(Instructions for the task): Each line that contains the string "prefix" counts once; report how many such lines appear in the data, as a number only.

[Records drawn from a dataset]
****
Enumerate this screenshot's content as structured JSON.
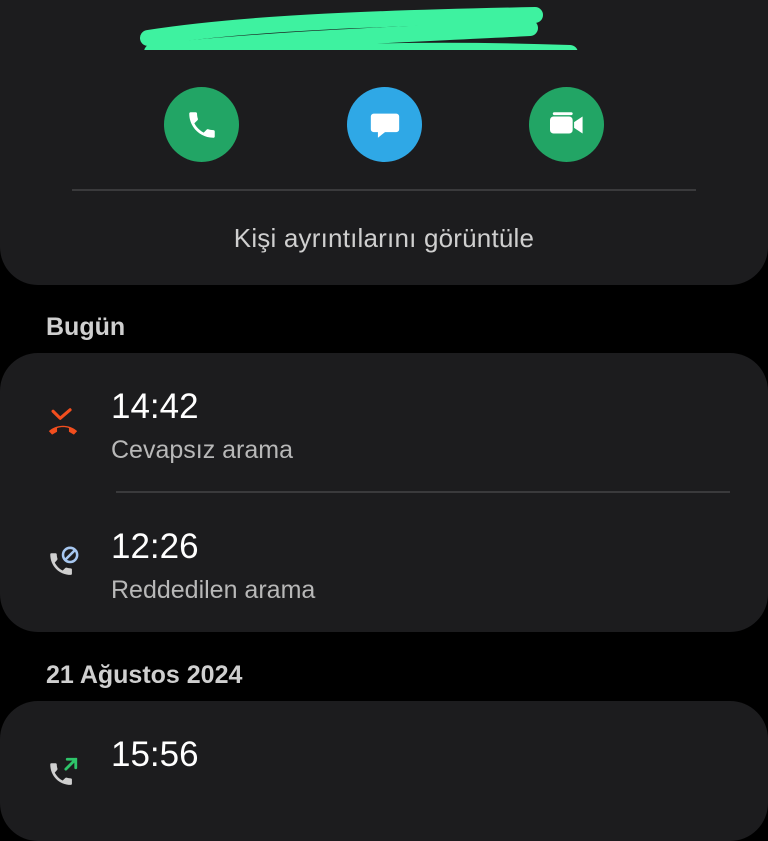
{
  "contact_actions": {
    "call": {
      "icon": "phone-icon",
      "color": "#22a565"
    },
    "message": {
      "icon": "chat-bubble-icon",
      "color": "#2fa8e6"
    },
    "video": {
      "icon": "video-camera-icon",
      "color": "#22a565"
    }
  },
  "view_details_label": "Kişi ayrıntılarını görüntüle",
  "redaction_color": "#3ef2a0",
  "sections": [
    {
      "label": "Bugün",
      "entries": [
        {
          "time": "14:42",
          "type": "Cevapsız arama",
          "icon": "missed-call-icon",
          "icon_color": "#f24e1e"
        },
        {
          "time": "12:26",
          "type": "Reddedilen arama",
          "icon": "rejected-call-icon",
          "icon_color": "#a7c7f0"
        }
      ]
    },
    {
      "label": "21 Ağustos 2024",
      "entries": [
        {
          "time": "15:56",
          "type": "",
          "icon": "outgoing-call-icon",
          "icon_color": "#2ec46a"
        }
      ]
    }
  ]
}
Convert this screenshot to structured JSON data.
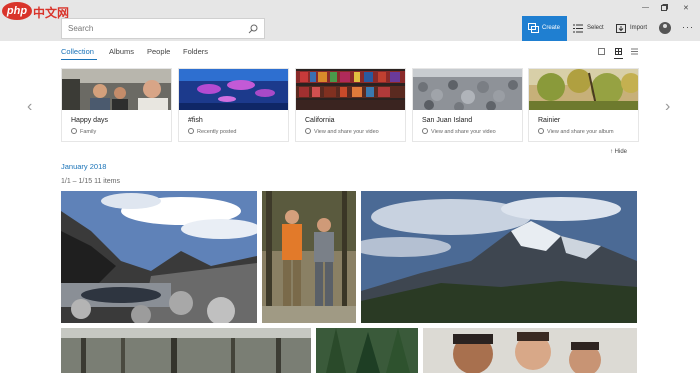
{
  "watermark": {
    "badge": "php",
    "text": "中文网"
  },
  "search": {
    "placeholder": "Search"
  },
  "commands": {
    "create": "Create",
    "select": "Select",
    "import": "Import"
  },
  "tabs": [
    "Collection",
    "Albums",
    "People",
    "Folders"
  ],
  "albums": [
    {
      "title": "Happy days",
      "subtitle": "Family"
    },
    {
      "title": "#fish",
      "subtitle": "Recently posted"
    },
    {
      "title": "California",
      "subtitle": "View and share your video"
    },
    {
      "title": "San Juan Island",
      "subtitle": "View and share your video"
    },
    {
      "title": "Rainier",
      "subtitle": "View and share your album"
    }
  ],
  "hide_label": "Hide",
  "section": {
    "date": "January 2018",
    "range": "1/1 – 1/15   11 items"
  },
  "colors": {
    "accent": "#1f7fd1",
    "link": "#1a73b8",
    "watermark_red": "#d9342b"
  },
  "icons": [
    "search-icon",
    "create-icon",
    "select-icon",
    "import-icon",
    "account-avatar-icon",
    "more-icon",
    "minimize-icon",
    "maximize-icon",
    "close-icon",
    "chevron-left-icon",
    "chevron-right-icon",
    "hide-arrow-icon"
  ]
}
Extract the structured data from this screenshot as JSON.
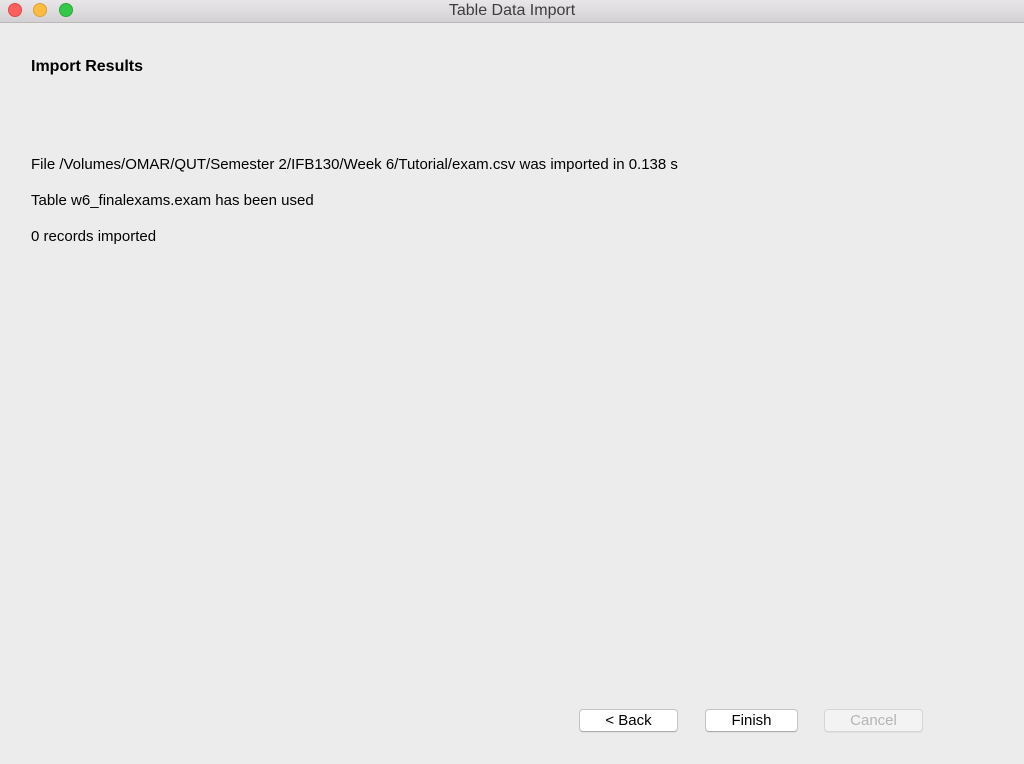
{
  "window": {
    "title": "Table Data Import"
  },
  "page": {
    "heading": "Import Results",
    "messages": [
      "File /Volumes/OMAR/QUT/Semester 2/IFB130/Week 6/Tutorial/exam.csv was imported in 0.138 s",
      "Table w6_finalexams.exam has been used",
      "0 records imported"
    ]
  },
  "buttons": {
    "back": "< Back",
    "finish": "Finish",
    "cancel": "Cancel"
  },
  "colors": {
    "close": "#fc605c",
    "minimize": "#fdbc40",
    "maximize": "#34c84a"
  }
}
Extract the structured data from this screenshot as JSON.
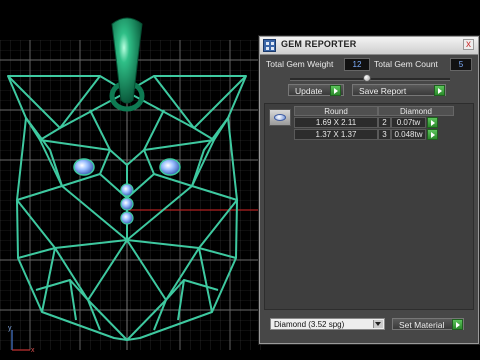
{
  "panel": {
    "title": "GEM REPORTER",
    "close_label": "x",
    "total_weight_label": "Total Gem Weight",
    "total_weight_value": "12",
    "total_count_label": "Total Gem Count",
    "total_count_value": "5",
    "update_label": "Update",
    "save_report_label": "Save Report",
    "table": {
      "headers": [
        "Round",
        "Diamond"
      ],
      "rows": [
        {
          "size": "1.69 X 2.11",
          "count": "2",
          "weight": "0.07tw"
        },
        {
          "size": "1.37 X 1.37",
          "count": "3",
          "weight": "0.048tw"
        }
      ]
    },
    "material_select_value": "Diamond   (3.52 spg)",
    "set_material_label": "Set Material"
  },
  "viewport": {
    "axis_x_label": "x",
    "axis_y_label": "y"
  },
  "colors": {
    "wireframe": "#3ec9a0",
    "bail": "#0e7a52",
    "gem_blue": "#6f98e8",
    "grid": "#5a5a5a",
    "panel_bg": "#474747",
    "value_text": "#7fb0ff",
    "go_button": "#2b8a2b"
  },
  "icons": [
    "app-logo-icon",
    "close-icon",
    "go-arrow-icon",
    "dropdown-arrow-icon",
    "gem-thumbnail-icon"
  ]
}
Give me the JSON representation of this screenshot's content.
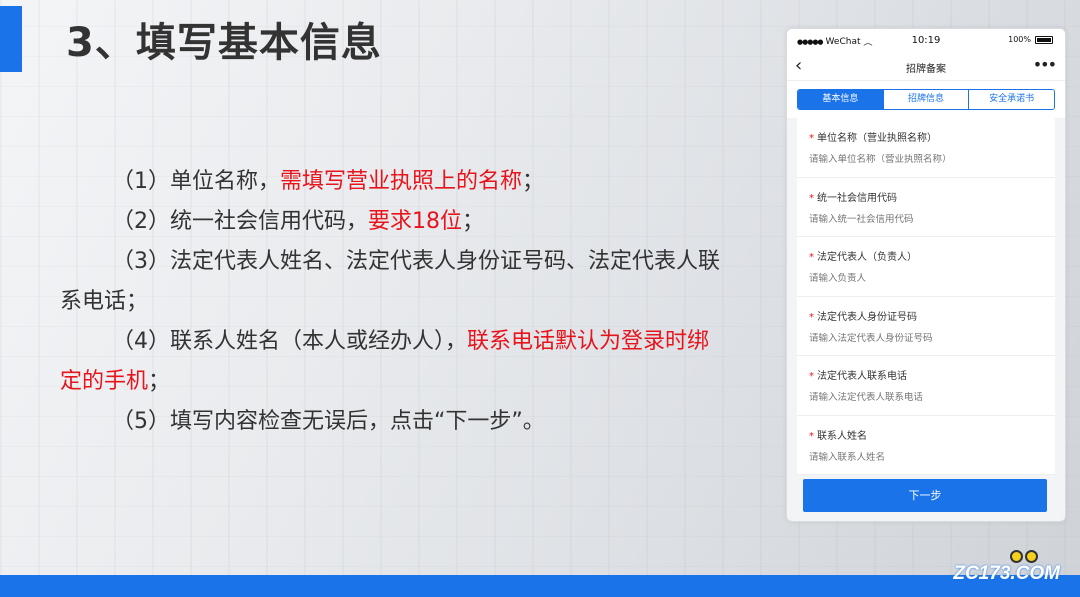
{
  "slide": {
    "title": "3、填写基本信息",
    "paragraphs": [
      {
        "prefix": "（1）单位名称，",
        "highlight": "需填写营业执照上的名称",
        "suffix": "；"
      },
      {
        "prefix": "（2）统一社会信用代码，",
        "highlight": "要求18位",
        "suffix": "；"
      },
      {
        "prefix": "（3）法定代表人姓名、法定代表人身份证号码、法定代表人联系电话；",
        "highlight": "",
        "suffix": ""
      },
      {
        "prefix": "（4）联系人姓名（本人或经办人），",
        "highlight": "联系电话默认为登录时绑定的手机",
        "suffix": "；"
      },
      {
        "prefix": "（5）填写内容检查无误后，点击“下一步”。",
        "highlight": "",
        "suffix": ""
      }
    ]
  },
  "phone": {
    "status": {
      "carrier": "WeChat",
      "time": "10:19",
      "battery": "100%"
    },
    "nav": {
      "back_icon": "chevron-left-icon",
      "title": "招牌备案",
      "more_icon": "more-icon"
    },
    "tabs": [
      {
        "label": "基本信息",
        "active": true
      },
      {
        "label": "招牌信息",
        "active": false
      },
      {
        "label": "安全承诺书",
        "active": false
      }
    ],
    "fields": [
      {
        "label": "单位名称（营业执照名称）",
        "placeholder": "请输入单位名称（营业执照名称）"
      },
      {
        "label": "统一社会信用代码",
        "placeholder": "请输入统一社会信用代码"
      },
      {
        "label": "法定代表人（负责人）",
        "placeholder": "请输入负责人"
      },
      {
        "label": "法定代表人身份证号码",
        "placeholder": "请输入法定代表人身份证号码"
      },
      {
        "label": "法定代表人联系电话",
        "placeholder": "请输入法定代表人联系电话"
      },
      {
        "label": "联系人姓名",
        "placeholder": "请输入联系人姓名"
      }
    ],
    "required_mark": "*",
    "next_button": "下一步"
  },
  "logo": {
    "text": "ZC173.COM"
  },
  "colors": {
    "accent": "#1a73e8",
    "highlight": "#e8141b",
    "title": "#333333"
  }
}
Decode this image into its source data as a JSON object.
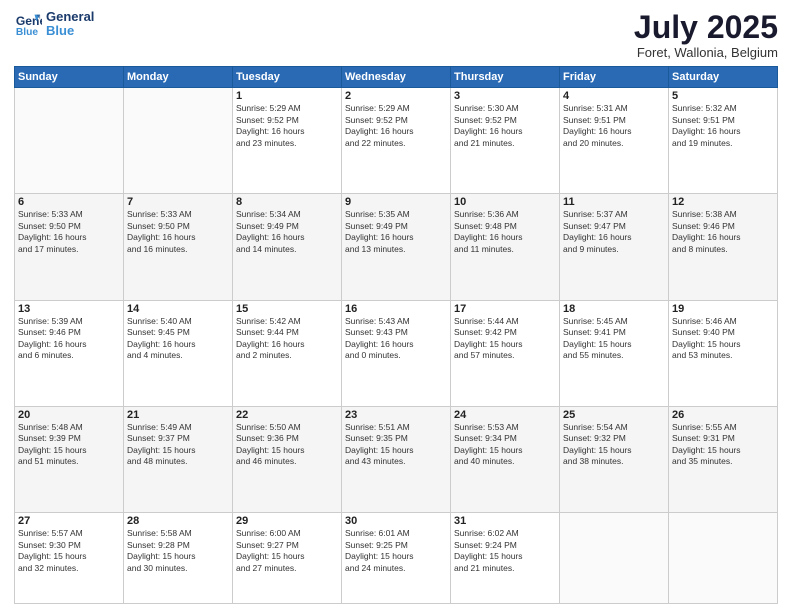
{
  "header": {
    "logo_line1": "General",
    "logo_line2": "Blue",
    "title": "July 2025",
    "subtitle": "Foret, Wallonia, Belgium"
  },
  "weekdays": [
    "Sunday",
    "Monday",
    "Tuesday",
    "Wednesday",
    "Thursday",
    "Friday",
    "Saturday"
  ],
  "weeks": [
    [
      {
        "day": "",
        "info": ""
      },
      {
        "day": "",
        "info": ""
      },
      {
        "day": "1",
        "info": "Sunrise: 5:29 AM\nSunset: 9:52 PM\nDaylight: 16 hours\nand 23 minutes."
      },
      {
        "day": "2",
        "info": "Sunrise: 5:29 AM\nSunset: 9:52 PM\nDaylight: 16 hours\nand 22 minutes."
      },
      {
        "day": "3",
        "info": "Sunrise: 5:30 AM\nSunset: 9:52 PM\nDaylight: 16 hours\nand 21 minutes."
      },
      {
        "day": "4",
        "info": "Sunrise: 5:31 AM\nSunset: 9:51 PM\nDaylight: 16 hours\nand 20 minutes."
      },
      {
        "day": "5",
        "info": "Sunrise: 5:32 AM\nSunset: 9:51 PM\nDaylight: 16 hours\nand 19 minutes."
      }
    ],
    [
      {
        "day": "6",
        "info": "Sunrise: 5:33 AM\nSunset: 9:50 PM\nDaylight: 16 hours\nand 17 minutes."
      },
      {
        "day": "7",
        "info": "Sunrise: 5:33 AM\nSunset: 9:50 PM\nDaylight: 16 hours\nand 16 minutes."
      },
      {
        "day": "8",
        "info": "Sunrise: 5:34 AM\nSunset: 9:49 PM\nDaylight: 16 hours\nand 14 minutes."
      },
      {
        "day": "9",
        "info": "Sunrise: 5:35 AM\nSunset: 9:49 PM\nDaylight: 16 hours\nand 13 minutes."
      },
      {
        "day": "10",
        "info": "Sunrise: 5:36 AM\nSunset: 9:48 PM\nDaylight: 16 hours\nand 11 minutes."
      },
      {
        "day": "11",
        "info": "Sunrise: 5:37 AM\nSunset: 9:47 PM\nDaylight: 16 hours\nand 9 minutes."
      },
      {
        "day": "12",
        "info": "Sunrise: 5:38 AM\nSunset: 9:46 PM\nDaylight: 16 hours\nand 8 minutes."
      }
    ],
    [
      {
        "day": "13",
        "info": "Sunrise: 5:39 AM\nSunset: 9:46 PM\nDaylight: 16 hours\nand 6 minutes."
      },
      {
        "day": "14",
        "info": "Sunrise: 5:40 AM\nSunset: 9:45 PM\nDaylight: 16 hours\nand 4 minutes."
      },
      {
        "day": "15",
        "info": "Sunrise: 5:42 AM\nSunset: 9:44 PM\nDaylight: 16 hours\nand 2 minutes."
      },
      {
        "day": "16",
        "info": "Sunrise: 5:43 AM\nSunset: 9:43 PM\nDaylight: 16 hours\nand 0 minutes."
      },
      {
        "day": "17",
        "info": "Sunrise: 5:44 AM\nSunset: 9:42 PM\nDaylight: 15 hours\nand 57 minutes."
      },
      {
        "day": "18",
        "info": "Sunrise: 5:45 AM\nSunset: 9:41 PM\nDaylight: 15 hours\nand 55 minutes."
      },
      {
        "day": "19",
        "info": "Sunrise: 5:46 AM\nSunset: 9:40 PM\nDaylight: 15 hours\nand 53 minutes."
      }
    ],
    [
      {
        "day": "20",
        "info": "Sunrise: 5:48 AM\nSunset: 9:39 PM\nDaylight: 15 hours\nand 51 minutes."
      },
      {
        "day": "21",
        "info": "Sunrise: 5:49 AM\nSunset: 9:37 PM\nDaylight: 15 hours\nand 48 minutes."
      },
      {
        "day": "22",
        "info": "Sunrise: 5:50 AM\nSunset: 9:36 PM\nDaylight: 15 hours\nand 46 minutes."
      },
      {
        "day": "23",
        "info": "Sunrise: 5:51 AM\nSunset: 9:35 PM\nDaylight: 15 hours\nand 43 minutes."
      },
      {
        "day": "24",
        "info": "Sunrise: 5:53 AM\nSunset: 9:34 PM\nDaylight: 15 hours\nand 40 minutes."
      },
      {
        "day": "25",
        "info": "Sunrise: 5:54 AM\nSunset: 9:32 PM\nDaylight: 15 hours\nand 38 minutes."
      },
      {
        "day": "26",
        "info": "Sunrise: 5:55 AM\nSunset: 9:31 PM\nDaylight: 15 hours\nand 35 minutes."
      }
    ],
    [
      {
        "day": "27",
        "info": "Sunrise: 5:57 AM\nSunset: 9:30 PM\nDaylight: 15 hours\nand 32 minutes."
      },
      {
        "day": "28",
        "info": "Sunrise: 5:58 AM\nSunset: 9:28 PM\nDaylight: 15 hours\nand 30 minutes."
      },
      {
        "day": "29",
        "info": "Sunrise: 6:00 AM\nSunset: 9:27 PM\nDaylight: 15 hours\nand 27 minutes."
      },
      {
        "day": "30",
        "info": "Sunrise: 6:01 AM\nSunset: 9:25 PM\nDaylight: 15 hours\nand 24 minutes."
      },
      {
        "day": "31",
        "info": "Sunrise: 6:02 AM\nSunset: 9:24 PM\nDaylight: 15 hours\nand 21 minutes."
      },
      {
        "day": "",
        "info": ""
      },
      {
        "day": "",
        "info": ""
      }
    ]
  ]
}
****
(Written solution): 5